As I read this book, subtitled Strategies for Close Reading, I kept thinking about the contrast between good readers—who have lots of experience with reading and use their background knowledge about genres to figure out what’s going on—and struggling readers, who don’t even know what to look for. Before you can find meaning in a text, you need to have some familiarity with the organizational elements that contribute to its messages.
NOTICE AND NOTE tackles this problem head-on by describing and explaining six explicit strategies that readers can use to notice significant moments in novels and ask anchor questions in order to make sense of what they are reading. For example, the “Contrasts and Contradictions Signpost” indicates when a character does or thinks something unexpected, or an element of the setting strikes the reader as unexpected. The corresponding anchor question is: “Why would the character act/feel this way?” This question, in turn, should lead to conversations about character motivation, a key to unlocking the meaning in any novel. The other five signposts and anchor questions have the potential to lead to equally profound discussion and analysis.
Beers and Probst rightly take pains to clarify that they are not proposing a scavenger hunt; while they acknowledge that readers must find clues in order to make meaning, they don’t believe reading should be viewed as a “Where’s Waldo?” exercise. Their goal is for readers to become more alert and better able to express their understanding. The authors offer ample evidence that their approach can have impact, offering numerous “before” and “after” examples of students who at first stammered and struggled to talk about a text, then a few months later could articulate with much greater fluency and confidence what they had gleaned from the text.
In the first half of the book, Beers and Probst lay the groundwork for their approach, and in the second half, they drill down on each strategy, providing models of the lessons they teach along with pages and pages of graphic organizers and other tools needed to teach these lessons. It’s a lot to digest, but I’m not complaining. My guess is that most teachers will gobble down the first half very quickly and revisit the second half when they sit down to write unit plans and lesson plans.
As much as I love the concept of signposts and anchor questions, I think my favorite part is their section on “Letting Students Create Text-Dependent Questions.” With a few simple steps, they demonstrate how to teach students to ask questions about texts to drive comprehension and learning. I love this approach because it makes texts accessible to everyone—after all, we can all think of questions as we read—but more importantly, it signals the importance of INQUIRY in learning and ENCOURAGES students to ask questions while reading, which is, in fact, what good readers do.

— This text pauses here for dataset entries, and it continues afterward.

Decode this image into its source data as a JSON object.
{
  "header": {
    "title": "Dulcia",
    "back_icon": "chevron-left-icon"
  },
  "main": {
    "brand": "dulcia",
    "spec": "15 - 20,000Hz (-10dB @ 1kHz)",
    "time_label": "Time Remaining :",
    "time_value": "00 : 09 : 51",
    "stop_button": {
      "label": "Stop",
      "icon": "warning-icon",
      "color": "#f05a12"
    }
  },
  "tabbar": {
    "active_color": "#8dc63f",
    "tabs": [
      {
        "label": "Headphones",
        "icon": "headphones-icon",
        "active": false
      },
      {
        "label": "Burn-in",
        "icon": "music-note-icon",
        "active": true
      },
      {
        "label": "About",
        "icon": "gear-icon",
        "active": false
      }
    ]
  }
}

All in all, this book makes a vital contribution to the ongoing discussion about how to help students become stronger readers.